Top of DATASET CONTENT

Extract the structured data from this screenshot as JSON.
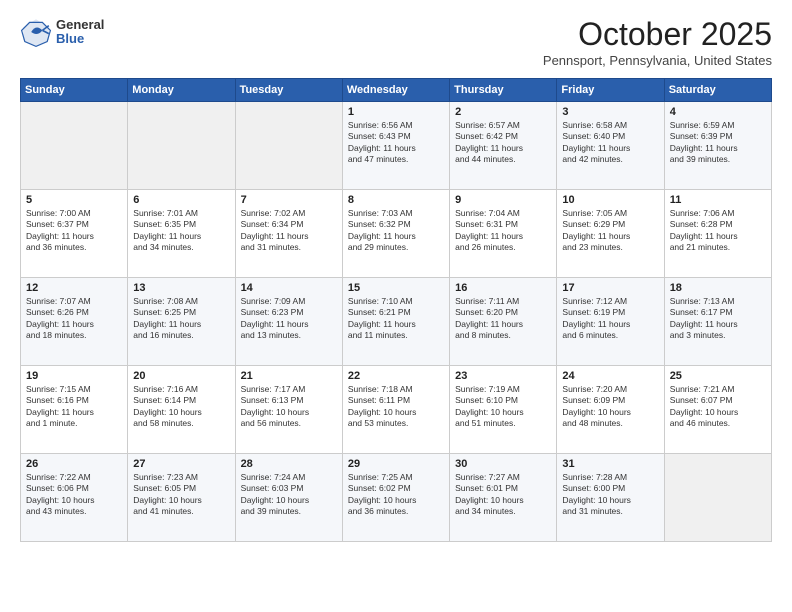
{
  "header": {
    "logo_general": "General",
    "logo_blue": "Blue",
    "month_title": "October 2025",
    "location": "Pennsport, Pennsylvania, United States"
  },
  "weekdays": [
    "Sunday",
    "Monday",
    "Tuesday",
    "Wednesday",
    "Thursday",
    "Friday",
    "Saturday"
  ],
  "weeks": [
    [
      {
        "day": "",
        "info": ""
      },
      {
        "day": "",
        "info": ""
      },
      {
        "day": "",
        "info": ""
      },
      {
        "day": "1",
        "info": "Sunrise: 6:56 AM\nSunset: 6:43 PM\nDaylight: 11 hours\nand 47 minutes."
      },
      {
        "day": "2",
        "info": "Sunrise: 6:57 AM\nSunset: 6:42 PM\nDaylight: 11 hours\nand 44 minutes."
      },
      {
        "day": "3",
        "info": "Sunrise: 6:58 AM\nSunset: 6:40 PM\nDaylight: 11 hours\nand 42 minutes."
      },
      {
        "day": "4",
        "info": "Sunrise: 6:59 AM\nSunset: 6:39 PM\nDaylight: 11 hours\nand 39 minutes."
      }
    ],
    [
      {
        "day": "5",
        "info": "Sunrise: 7:00 AM\nSunset: 6:37 PM\nDaylight: 11 hours\nand 36 minutes."
      },
      {
        "day": "6",
        "info": "Sunrise: 7:01 AM\nSunset: 6:35 PM\nDaylight: 11 hours\nand 34 minutes."
      },
      {
        "day": "7",
        "info": "Sunrise: 7:02 AM\nSunset: 6:34 PM\nDaylight: 11 hours\nand 31 minutes."
      },
      {
        "day": "8",
        "info": "Sunrise: 7:03 AM\nSunset: 6:32 PM\nDaylight: 11 hours\nand 29 minutes."
      },
      {
        "day": "9",
        "info": "Sunrise: 7:04 AM\nSunset: 6:31 PM\nDaylight: 11 hours\nand 26 minutes."
      },
      {
        "day": "10",
        "info": "Sunrise: 7:05 AM\nSunset: 6:29 PM\nDaylight: 11 hours\nand 23 minutes."
      },
      {
        "day": "11",
        "info": "Sunrise: 7:06 AM\nSunset: 6:28 PM\nDaylight: 11 hours\nand 21 minutes."
      }
    ],
    [
      {
        "day": "12",
        "info": "Sunrise: 7:07 AM\nSunset: 6:26 PM\nDaylight: 11 hours\nand 18 minutes."
      },
      {
        "day": "13",
        "info": "Sunrise: 7:08 AM\nSunset: 6:25 PM\nDaylight: 11 hours\nand 16 minutes."
      },
      {
        "day": "14",
        "info": "Sunrise: 7:09 AM\nSunset: 6:23 PM\nDaylight: 11 hours\nand 13 minutes."
      },
      {
        "day": "15",
        "info": "Sunrise: 7:10 AM\nSunset: 6:21 PM\nDaylight: 11 hours\nand 11 minutes."
      },
      {
        "day": "16",
        "info": "Sunrise: 7:11 AM\nSunset: 6:20 PM\nDaylight: 11 hours\nand 8 minutes."
      },
      {
        "day": "17",
        "info": "Sunrise: 7:12 AM\nSunset: 6:19 PM\nDaylight: 11 hours\nand 6 minutes."
      },
      {
        "day": "18",
        "info": "Sunrise: 7:13 AM\nSunset: 6:17 PM\nDaylight: 11 hours\nand 3 minutes."
      }
    ],
    [
      {
        "day": "19",
        "info": "Sunrise: 7:15 AM\nSunset: 6:16 PM\nDaylight: 11 hours\nand 1 minute."
      },
      {
        "day": "20",
        "info": "Sunrise: 7:16 AM\nSunset: 6:14 PM\nDaylight: 10 hours\nand 58 minutes."
      },
      {
        "day": "21",
        "info": "Sunrise: 7:17 AM\nSunset: 6:13 PM\nDaylight: 10 hours\nand 56 minutes."
      },
      {
        "day": "22",
        "info": "Sunrise: 7:18 AM\nSunset: 6:11 PM\nDaylight: 10 hours\nand 53 minutes."
      },
      {
        "day": "23",
        "info": "Sunrise: 7:19 AM\nSunset: 6:10 PM\nDaylight: 10 hours\nand 51 minutes."
      },
      {
        "day": "24",
        "info": "Sunrise: 7:20 AM\nSunset: 6:09 PM\nDaylight: 10 hours\nand 48 minutes."
      },
      {
        "day": "25",
        "info": "Sunrise: 7:21 AM\nSunset: 6:07 PM\nDaylight: 10 hours\nand 46 minutes."
      }
    ],
    [
      {
        "day": "26",
        "info": "Sunrise: 7:22 AM\nSunset: 6:06 PM\nDaylight: 10 hours\nand 43 minutes."
      },
      {
        "day": "27",
        "info": "Sunrise: 7:23 AM\nSunset: 6:05 PM\nDaylight: 10 hours\nand 41 minutes."
      },
      {
        "day": "28",
        "info": "Sunrise: 7:24 AM\nSunset: 6:03 PM\nDaylight: 10 hours\nand 39 minutes."
      },
      {
        "day": "29",
        "info": "Sunrise: 7:25 AM\nSunset: 6:02 PM\nDaylight: 10 hours\nand 36 minutes."
      },
      {
        "day": "30",
        "info": "Sunrise: 7:27 AM\nSunset: 6:01 PM\nDaylight: 10 hours\nand 34 minutes."
      },
      {
        "day": "31",
        "info": "Sunrise: 7:28 AM\nSunset: 6:00 PM\nDaylight: 10 hours\nand 31 minutes."
      },
      {
        "day": "",
        "info": ""
      }
    ]
  ]
}
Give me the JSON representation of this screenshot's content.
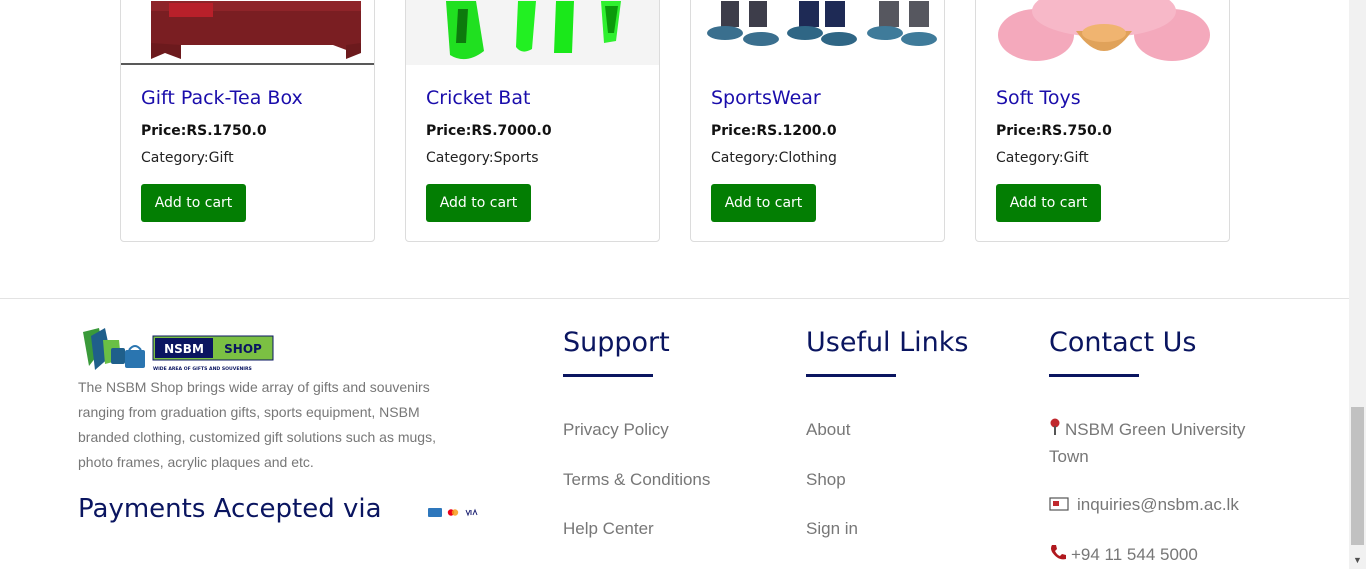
{
  "products": [
    {
      "title": "Gift Pack-Tea Box",
      "price": "Price:RS.1750.0",
      "category": "Category:Gift",
      "button": "Add to cart",
      "image": "tea-box-image"
    },
    {
      "title": "Cricket Bat",
      "price": "Price:RS.7000.0",
      "category": "Category:Sports",
      "button": "Add to cart",
      "image": "cricket-bat-image"
    },
    {
      "title": "SportsWear",
      "price": "Price:RS.1200.0",
      "category": "Category:Clothing",
      "button": "Add to cart",
      "image": "sportswear-image"
    },
    {
      "title": "Soft Toys",
      "price": "Price:RS.750.0",
      "category": "Category:Gift",
      "button": "Add to cart",
      "image": "soft-toys-image"
    }
  ],
  "footer": {
    "logo": {
      "brand": "NSBM",
      "shop": "SHOP",
      "tagline": "WIDE AREA OF GIFTS AND SOUVENIRS"
    },
    "about": "The NSBM Shop brings wide array of gifts and souvenirs ranging from graduation gifts, sports equipment, NSBM branded clothing, customized gift solutions such as mugs, photo frames, acrylic plaques and etc.",
    "payments_heading": "Payments Accepted via",
    "payment_icons": [
      "amex-icon",
      "mastercard-icon",
      "visa-icon"
    ],
    "support": {
      "heading": "Support",
      "links": [
        "Privacy Policy",
        "Terms & Conditions",
        "Help Center"
      ]
    },
    "useful_links": {
      "heading": "Useful Links",
      "links": [
        "About",
        "Shop",
        "Sign in"
      ]
    },
    "contact": {
      "heading": "Contact Us",
      "address": "NSBM Green University Town",
      "email": "inquiries@nsbm.ac.lk",
      "phone": "+94 11 544 5000"
    }
  },
  "colors": {
    "button": "#037e03",
    "heading": "#0a1560",
    "title_link": "#1a0dab",
    "muted_text": "#777777"
  }
}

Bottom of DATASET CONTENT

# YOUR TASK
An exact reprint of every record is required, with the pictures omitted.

# TASK ANSWER
Extract the structured data from this screenshot as JSON.
{
  "header": {
    "logo_general": "General",
    "logo_blue": "Blue",
    "month_title": "October 2025",
    "location": "Pennsport, Pennsylvania, United States"
  },
  "weekdays": [
    "Sunday",
    "Monday",
    "Tuesday",
    "Wednesday",
    "Thursday",
    "Friday",
    "Saturday"
  ],
  "weeks": [
    [
      {
        "day": "",
        "info": ""
      },
      {
        "day": "",
        "info": ""
      },
      {
        "day": "",
        "info": ""
      },
      {
        "day": "1",
        "info": "Sunrise: 6:56 AM\nSunset: 6:43 PM\nDaylight: 11 hours\nand 47 minutes."
      },
      {
        "day": "2",
        "info": "Sunrise: 6:57 AM\nSunset: 6:42 PM\nDaylight: 11 hours\nand 44 minutes."
      },
      {
        "day": "3",
        "info": "Sunrise: 6:58 AM\nSunset: 6:40 PM\nDaylight: 11 hours\nand 42 minutes."
      },
      {
        "day": "4",
        "info": "Sunrise: 6:59 AM\nSunset: 6:39 PM\nDaylight: 11 hours\nand 39 minutes."
      }
    ],
    [
      {
        "day": "5",
        "info": "Sunrise: 7:00 AM\nSunset: 6:37 PM\nDaylight: 11 hours\nand 36 minutes."
      },
      {
        "day": "6",
        "info": "Sunrise: 7:01 AM\nSunset: 6:35 PM\nDaylight: 11 hours\nand 34 minutes."
      },
      {
        "day": "7",
        "info": "Sunrise: 7:02 AM\nSunset: 6:34 PM\nDaylight: 11 hours\nand 31 minutes."
      },
      {
        "day": "8",
        "info": "Sunrise: 7:03 AM\nSunset: 6:32 PM\nDaylight: 11 hours\nand 29 minutes."
      },
      {
        "day": "9",
        "info": "Sunrise: 7:04 AM\nSunset: 6:31 PM\nDaylight: 11 hours\nand 26 minutes."
      },
      {
        "day": "10",
        "info": "Sunrise: 7:05 AM\nSunset: 6:29 PM\nDaylight: 11 hours\nand 23 minutes."
      },
      {
        "day": "11",
        "info": "Sunrise: 7:06 AM\nSunset: 6:28 PM\nDaylight: 11 hours\nand 21 minutes."
      }
    ],
    [
      {
        "day": "12",
        "info": "Sunrise: 7:07 AM\nSunset: 6:26 PM\nDaylight: 11 hours\nand 18 minutes."
      },
      {
        "day": "13",
        "info": "Sunrise: 7:08 AM\nSunset: 6:25 PM\nDaylight: 11 hours\nand 16 minutes."
      },
      {
        "day": "14",
        "info": "Sunrise: 7:09 AM\nSunset: 6:23 PM\nDaylight: 11 hours\nand 13 minutes."
      },
      {
        "day": "15",
        "info": "Sunrise: 7:10 AM\nSunset: 6:21 PM\nDaylight: 11 hours\nand 11 minutes."
      },
      {
        "day": "16",
        "info": "Sunrise: 7:11 AM\nSunset: 6:20 PM\nDaylight: 11 hours\nand 8 minutes."
      },
      {
        "day": "17",
        "info": "Sunrise: 7:12 AM\nSunset: 6:19 PM\nDaylight: 11 hours\nand 6 minutes."
      },
      {
        "day": "18",
        "info": "Sunrise: 7:13 AM\nSunset: 6:17 PM\nDaylight: 11 hours\nand 3 minutes."
      }
    ],
    [
      {
        "day": "19",
        "info": "Sunrise: 7:15 AM\nSunset: 6:16 PM\nDaylight: 11 hours\nand 1 minute."
      },
      {
        "day": "20",
        "info": "Sunrise: 7:16 AM\nSunset: 6:14 PM\nDaylight: 10 hours\nand 58 minutes."
      },
      {
        "day": "21",
        "info": "Sunrise: 7:17 AM\nSunset: 6:13 PM\nDaylight: 10 hours\nand 56 minutes."
      },
      {
        "day": "22",
        "info": "Sunrise: 7:18 AM\nSunset: 6:11 PM\nDaylight: 10 hours\nand 53 minutes."
      },
      {
        "day": "23",
        "info": "Sunrise: 7:19 AM\nSunset: 6:10 PM\nDaylight: 10 hours\nand 51 minutes."
      },
      {
        "day": "24",
        "info": "Sunrise: 7:20 AM\nSunset: 6:09 PM\nDaylight: 10 hours\nand 48 minutes."
      },
      {
        "day": "25",
        "info": "Sunrise: 7:21 AM\nSunset: 6:07 PM\nDaylight: 10 hours\nand 46 minutes."
      }
    ],
    [
      {
        "day": "26",
        "info": "Sunrise: 7:22 AM\nSunset: 6:06 PM\nDaylight: 10 hours\nand 43 minutes."
      },
      {
        "day": "27",
        "info": "Sunrise: 7:23 AM\nSunset: 6:05 PM\nDaylight: 10 hours\nand 41 minutes."
      },
      {
        "day": "28",
        "info": "Sunrise: 7:24 AM\nSunset: 6:03 PM\nDaylight: 10 hours\nand 39 minutes."
      },
      {
        "day": "29",
        "info": "Sunrise: 7:25 AM\nSunset: 6:02 PM\nDaylight: 10 hours\nand 36 minutes."
      },
      {
        "day": "30",
        "info": "Sunrise: 7:27 AM\nSunset: 6:01 PM\nDaylight: 10 hours\nand 34 minutes."
      },
      {
        "day": "31",
        "info": "Sunrise: 7:28 AM\nSunset: 6:00 PM\nDaylight: 10 hours\nand 31 minutes."
      },
      {
        "day": "",
        "info": ""
      }
    ]
  ]
}
Give me the JSON representation of this screenshot's content.
{
  "products": [
    {
      "title": "Gift Pack-Tea Box",
      "price": "Price:RS.1750.0",
      "category": "Category:Gift",
      "button": "Add to cart",
      "image": "tea-box-image"
    },
    {
      "title": "Cricket Bat",
      "price": "Price:RS.7000.0",
      "category": "Category:Sports",
      "button": "Add to cart",
      "image": "cricket-bat-image"
    },
    {
      "title": "SportsWear",
      "price": "Price:RS.1200.0",
      "category": "Category:Clothing",
      "button": "Add to cart",
      "image": "sportswear-image"
    },
    {
      "title": "Soft Toys",
      "price": "Price:RS.750.0",
      "category": "Category:Gift",
      "button": "Add to cart",
      "image": "soft-toys-image"
    }
  ],
  "footer": {
    "logo": {
      "brand": "NSBM",
      "shop": "SHOP",
      "tagline": "WIDE AREA OF GIFTS AND SOUVENIRS"
    },
    "about": "The NSBM Shop brings wide array of gifts and souvenirs ranging from graduation gifts, sports equipment, NSBM branded clothing, customized gift solutions such as mugs, photo frames, acrylic plaques and etc.",
    "payments_heading": "Payments Accepted via",
    "payment_icons": [
      "amex-icon",
      "mastercard-icon",
      "visa-icon"
    ],
    "support": {
      "heading": "Support",
      "links": [
        "Privacy Policy",
        "Terms & Conditions",
        "Help Center"
      ]
    },
    "useful_links": {
      "heading": "Useful Links",
      "links": [
        "About",
        "Shop",
        "Sign in"
      ]
    },
    "contact": {
      "heading": "Contact Us",
      "address": "NSBM Green University Town",
      "email": "inquiries@nsbm.ac.lk",
      "phone": "+94 11 544 5000"
    }
  },
  "colors": {
    "button": "#037e03",
    "heading": "#0a1560",
    "title_link": "#1a0dab",
    "muted_text": "#777777"
  }
}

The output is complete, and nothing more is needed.